This painting is actually in an exhibition at Bristol City Museum, for more info.
Why The Gate of Calais? The painting ( le tableau) depicts a scene in Calais where Hogarth stopped on his way back from a visit in France. He was drawing the arms of England on the old gate when he was arrested as a spy ( un espion).
Martine, one of the French tutors at Alliance Française de Bristol went to see it, below is what she thought:
When I first saw this painting I thought it looked like a stage at the theatre with all the elements of a very busyset. What attracted my attention straightaway, was the roast beef, obviously as it is right in the middle of the picture, a mouth watering juicy piece of beef which Hogarth must have been craving for as it seems, that, in France, according to the painting, you can only be fed on watery soup if at all.
From a French perspective, a few centuries on, this is amusing as the roast beef is a cliché and has a different meaning, if somewhat not very politically correct! The English can still be called “ les Rosbifs” ( the Roast beefs). It is the equivalent of the Frogs ( les Grenouilles) when talking of the French. Some French people still believe that the English boil the beef, it is therefore tasteless and hard, not at all as it appears on the painting.

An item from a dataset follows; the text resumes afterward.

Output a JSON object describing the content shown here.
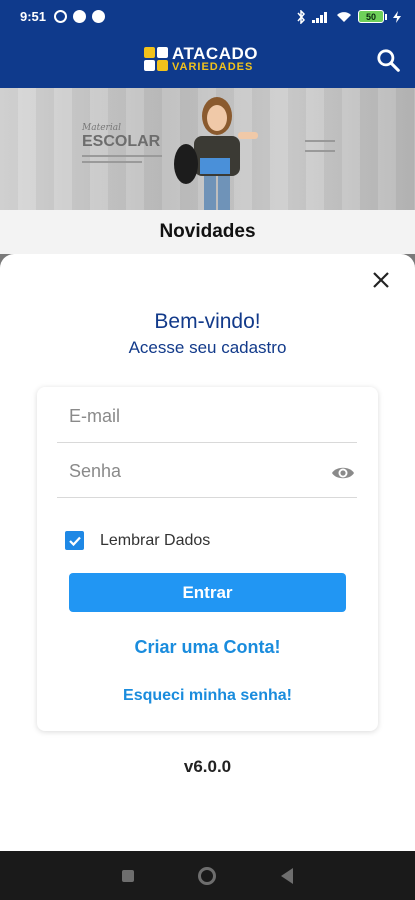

The fine looking, well-dressed English soldier has evidently eaten plenty of nutritious roast beef- contrasting with the French soldiers whose diet is this disgusting looking soup, making them weak and feeble, while we think that we have the best food in the world! Hogarth may be saying that the French King is not looking after his soldiers, not like the English King! And what about the fat French Catholic priest? The roast beef won’t be for him this time, but he is not starved, not like the poor people crouching in the bottom left of the painting; the Catholic church is not doing much for them, according to Hogarth.
Is this painting a social statement or is Hogarth annoyed by the way he has been treated in France and rather homesick so exaggerating somewhat?
I haven't got the answer but, in any case, it seems that clichés existed already!
What are the most common clichés towards the French from an English point of view and vice versa? Read about them next week...
In the meantime, do you know that you can already register for our French regular classes starting in Bristol and Bath this September. For more info...